(App and web page records)
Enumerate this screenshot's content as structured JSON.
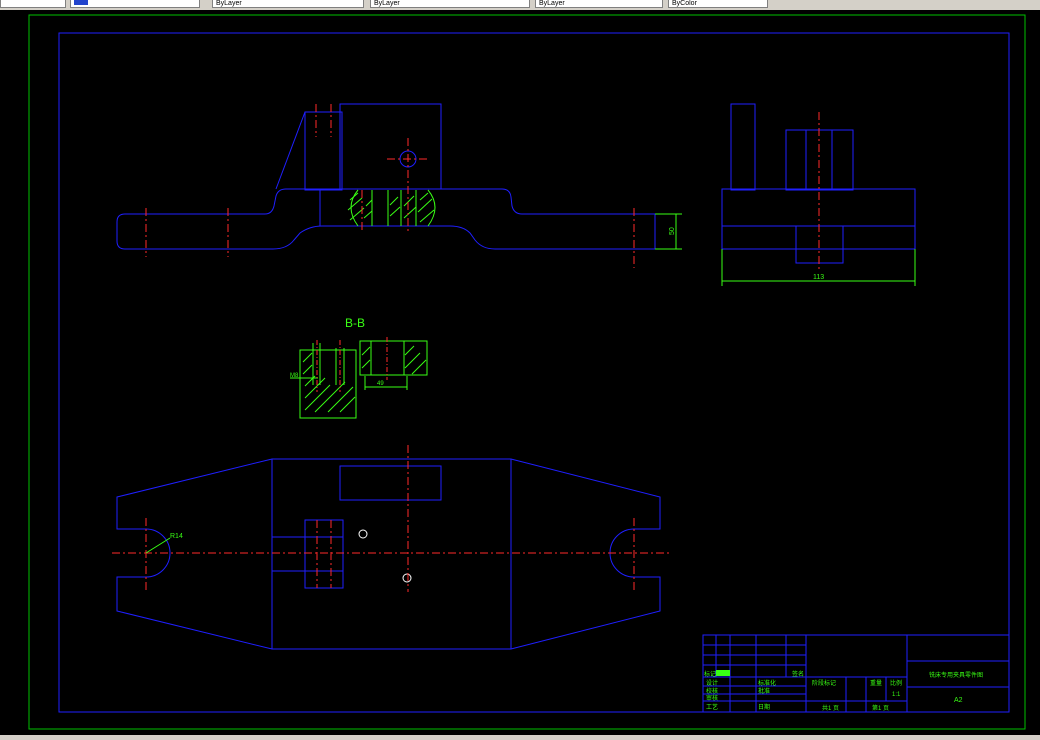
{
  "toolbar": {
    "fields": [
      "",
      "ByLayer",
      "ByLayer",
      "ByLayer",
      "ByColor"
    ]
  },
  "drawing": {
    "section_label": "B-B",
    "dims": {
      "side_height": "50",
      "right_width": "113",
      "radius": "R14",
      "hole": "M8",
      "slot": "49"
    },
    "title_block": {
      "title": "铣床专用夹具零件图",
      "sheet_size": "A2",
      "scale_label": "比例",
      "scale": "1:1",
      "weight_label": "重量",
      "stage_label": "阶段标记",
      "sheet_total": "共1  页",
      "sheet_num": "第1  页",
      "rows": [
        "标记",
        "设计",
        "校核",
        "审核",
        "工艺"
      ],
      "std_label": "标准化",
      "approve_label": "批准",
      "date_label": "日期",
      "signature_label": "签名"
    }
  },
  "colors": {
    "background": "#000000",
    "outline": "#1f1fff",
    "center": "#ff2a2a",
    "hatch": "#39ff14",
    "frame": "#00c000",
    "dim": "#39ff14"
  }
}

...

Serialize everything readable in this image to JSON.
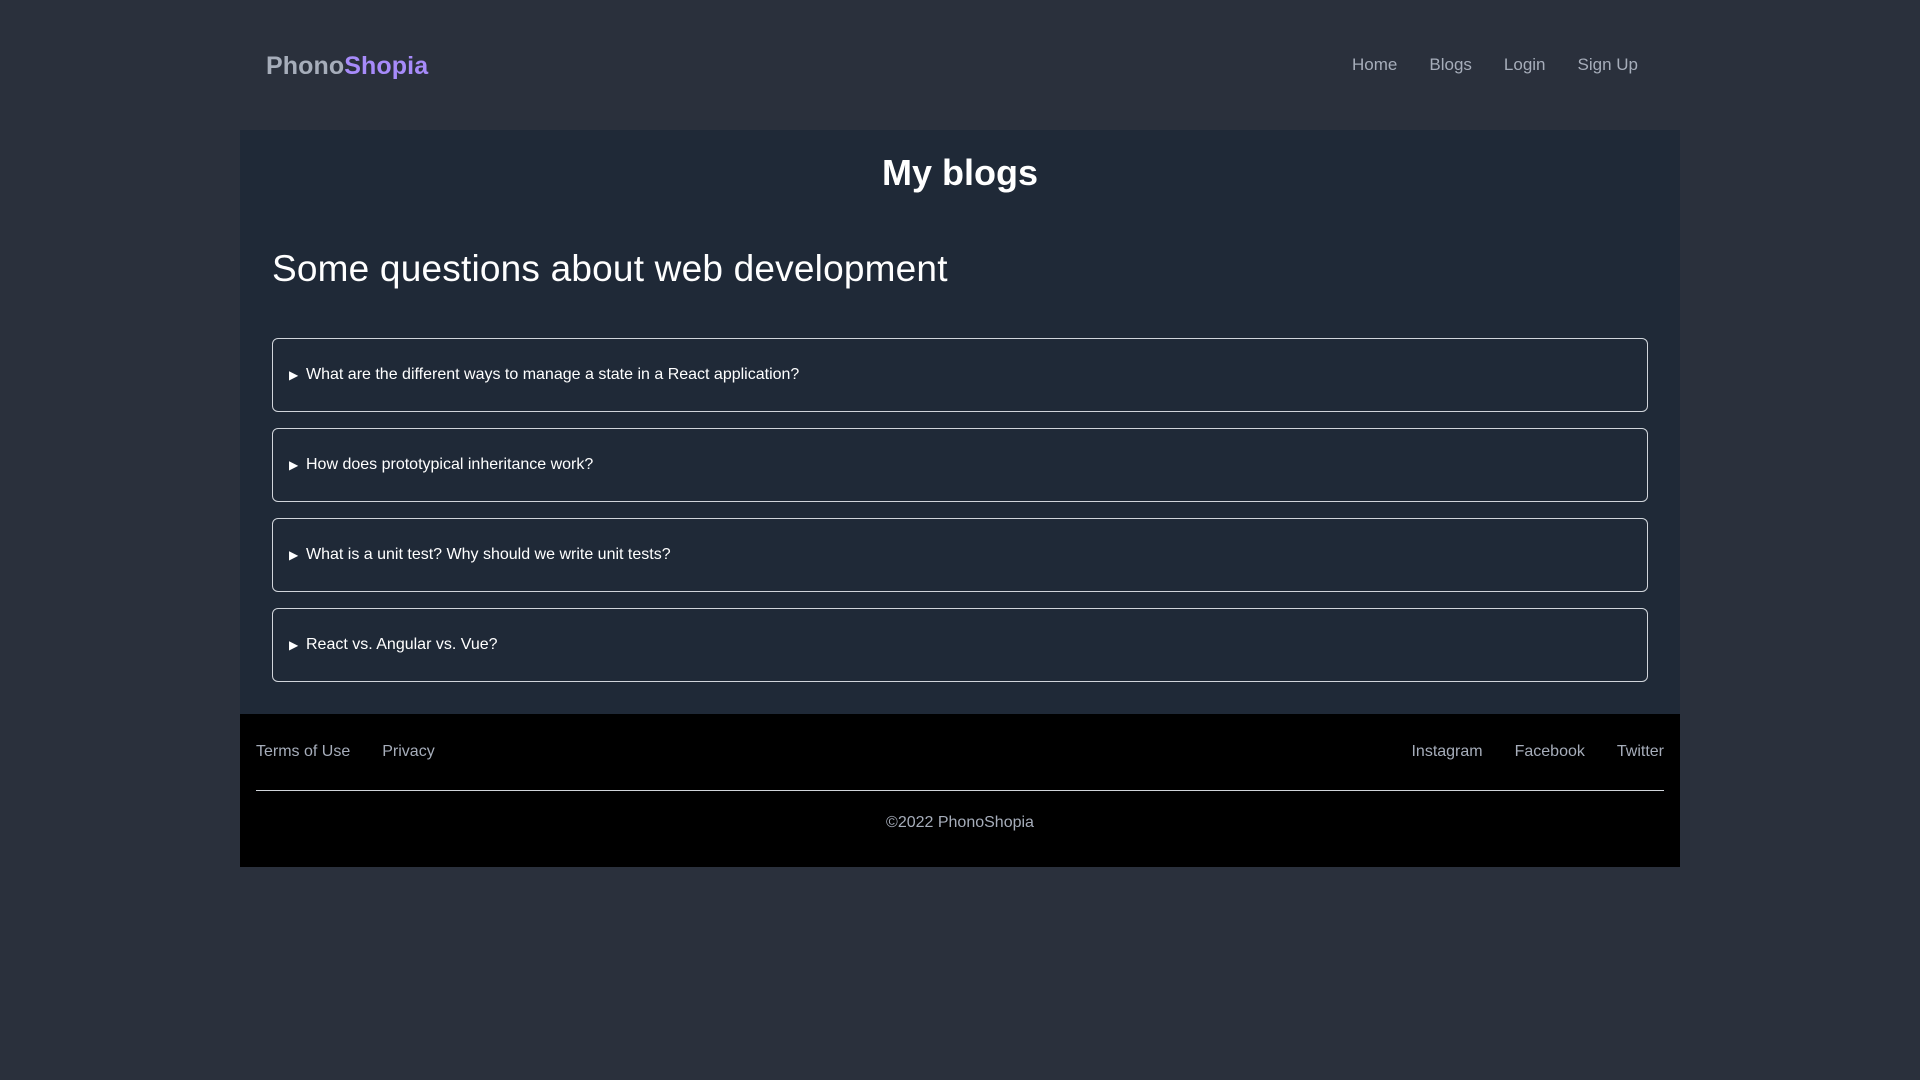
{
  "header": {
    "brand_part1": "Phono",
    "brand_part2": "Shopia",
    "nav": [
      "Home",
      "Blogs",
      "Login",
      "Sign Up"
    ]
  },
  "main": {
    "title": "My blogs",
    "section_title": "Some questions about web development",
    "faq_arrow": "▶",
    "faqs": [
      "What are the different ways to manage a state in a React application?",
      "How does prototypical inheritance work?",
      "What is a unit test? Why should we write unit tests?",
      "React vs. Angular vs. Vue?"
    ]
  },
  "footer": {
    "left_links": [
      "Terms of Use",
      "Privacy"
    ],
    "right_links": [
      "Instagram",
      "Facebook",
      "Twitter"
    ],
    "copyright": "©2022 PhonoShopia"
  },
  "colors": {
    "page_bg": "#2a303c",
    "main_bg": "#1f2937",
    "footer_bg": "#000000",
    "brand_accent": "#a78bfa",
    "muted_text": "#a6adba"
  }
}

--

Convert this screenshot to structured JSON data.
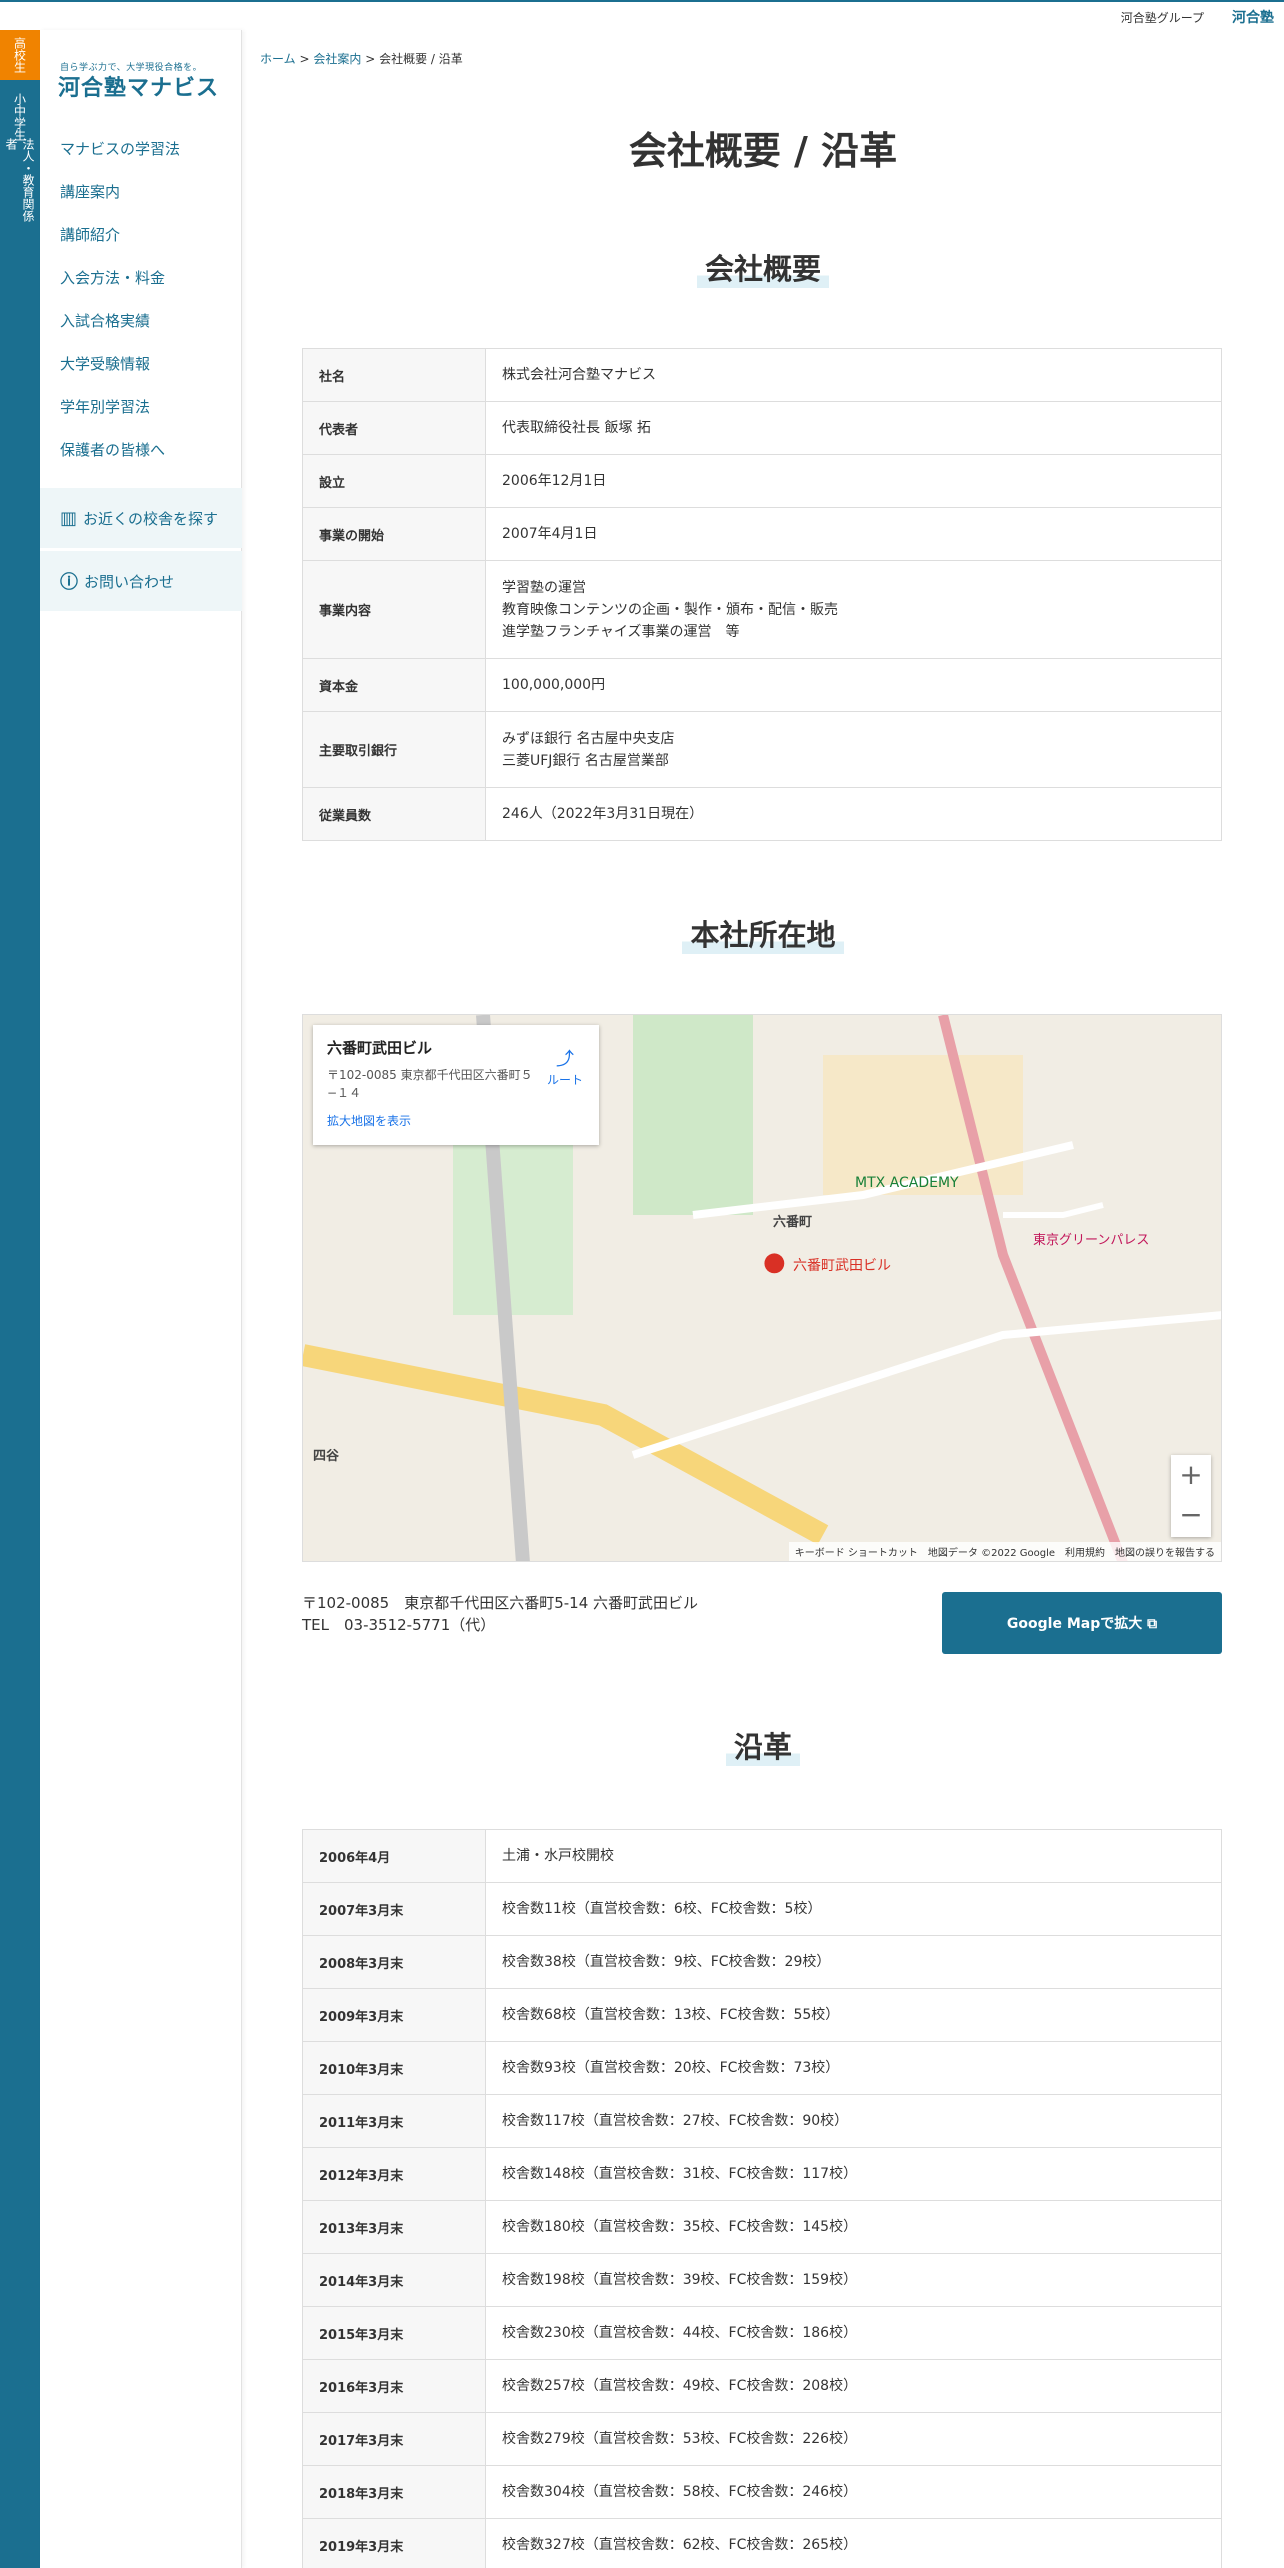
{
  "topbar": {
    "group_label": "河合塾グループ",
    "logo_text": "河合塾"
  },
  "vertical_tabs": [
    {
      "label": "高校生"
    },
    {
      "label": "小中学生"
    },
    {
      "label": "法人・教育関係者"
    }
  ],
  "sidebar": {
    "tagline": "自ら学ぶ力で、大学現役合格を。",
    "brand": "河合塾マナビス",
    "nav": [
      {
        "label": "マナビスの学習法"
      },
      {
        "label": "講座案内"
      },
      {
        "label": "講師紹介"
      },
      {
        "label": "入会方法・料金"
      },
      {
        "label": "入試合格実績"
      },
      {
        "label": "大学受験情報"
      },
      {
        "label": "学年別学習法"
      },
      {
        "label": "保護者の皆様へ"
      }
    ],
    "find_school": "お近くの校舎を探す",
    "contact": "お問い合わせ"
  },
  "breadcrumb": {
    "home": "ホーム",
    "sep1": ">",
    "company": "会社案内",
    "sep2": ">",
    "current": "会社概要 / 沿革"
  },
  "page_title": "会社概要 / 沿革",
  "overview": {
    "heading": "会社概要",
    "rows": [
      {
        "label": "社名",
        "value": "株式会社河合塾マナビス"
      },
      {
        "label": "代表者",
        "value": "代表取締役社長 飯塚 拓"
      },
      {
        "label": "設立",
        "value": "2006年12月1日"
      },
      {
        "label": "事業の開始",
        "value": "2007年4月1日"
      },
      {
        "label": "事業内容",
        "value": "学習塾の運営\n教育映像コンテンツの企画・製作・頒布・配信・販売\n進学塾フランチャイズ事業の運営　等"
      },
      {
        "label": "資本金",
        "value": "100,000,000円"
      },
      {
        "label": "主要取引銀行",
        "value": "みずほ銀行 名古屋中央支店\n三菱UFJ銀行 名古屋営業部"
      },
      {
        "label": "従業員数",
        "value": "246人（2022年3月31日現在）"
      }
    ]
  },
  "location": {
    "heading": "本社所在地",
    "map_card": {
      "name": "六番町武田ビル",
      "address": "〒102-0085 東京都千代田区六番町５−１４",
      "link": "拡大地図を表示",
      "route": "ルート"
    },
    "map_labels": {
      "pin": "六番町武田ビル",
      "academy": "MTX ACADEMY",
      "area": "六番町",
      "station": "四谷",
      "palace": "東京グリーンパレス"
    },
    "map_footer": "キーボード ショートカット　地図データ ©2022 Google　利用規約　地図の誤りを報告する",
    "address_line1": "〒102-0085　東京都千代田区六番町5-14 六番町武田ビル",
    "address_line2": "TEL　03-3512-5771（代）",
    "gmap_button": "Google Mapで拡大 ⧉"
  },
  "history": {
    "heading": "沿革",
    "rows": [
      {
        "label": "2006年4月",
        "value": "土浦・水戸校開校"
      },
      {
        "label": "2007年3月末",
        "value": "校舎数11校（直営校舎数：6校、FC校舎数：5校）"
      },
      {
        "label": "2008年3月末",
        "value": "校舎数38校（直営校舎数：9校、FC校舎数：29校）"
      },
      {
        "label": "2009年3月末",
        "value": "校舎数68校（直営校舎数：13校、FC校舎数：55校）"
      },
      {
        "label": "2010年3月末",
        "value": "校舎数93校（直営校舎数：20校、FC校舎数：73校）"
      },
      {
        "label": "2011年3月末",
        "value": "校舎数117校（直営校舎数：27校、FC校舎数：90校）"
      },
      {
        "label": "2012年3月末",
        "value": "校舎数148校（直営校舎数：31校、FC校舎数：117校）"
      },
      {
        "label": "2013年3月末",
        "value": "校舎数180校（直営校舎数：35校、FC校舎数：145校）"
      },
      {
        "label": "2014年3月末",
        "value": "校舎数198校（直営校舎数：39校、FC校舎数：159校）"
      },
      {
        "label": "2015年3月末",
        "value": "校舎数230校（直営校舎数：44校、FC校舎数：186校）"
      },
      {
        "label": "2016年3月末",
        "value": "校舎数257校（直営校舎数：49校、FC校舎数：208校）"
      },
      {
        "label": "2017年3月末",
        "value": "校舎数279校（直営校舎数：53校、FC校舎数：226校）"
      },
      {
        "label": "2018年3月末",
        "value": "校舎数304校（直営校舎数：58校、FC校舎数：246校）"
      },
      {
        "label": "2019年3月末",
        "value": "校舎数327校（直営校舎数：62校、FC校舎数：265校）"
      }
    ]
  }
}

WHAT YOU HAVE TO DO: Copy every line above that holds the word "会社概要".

ANSWER SECTION:
    "current": "会社概要 / 沿革"
  "page_title": "会社概要 / 沿革",
    "heading": "会社概要",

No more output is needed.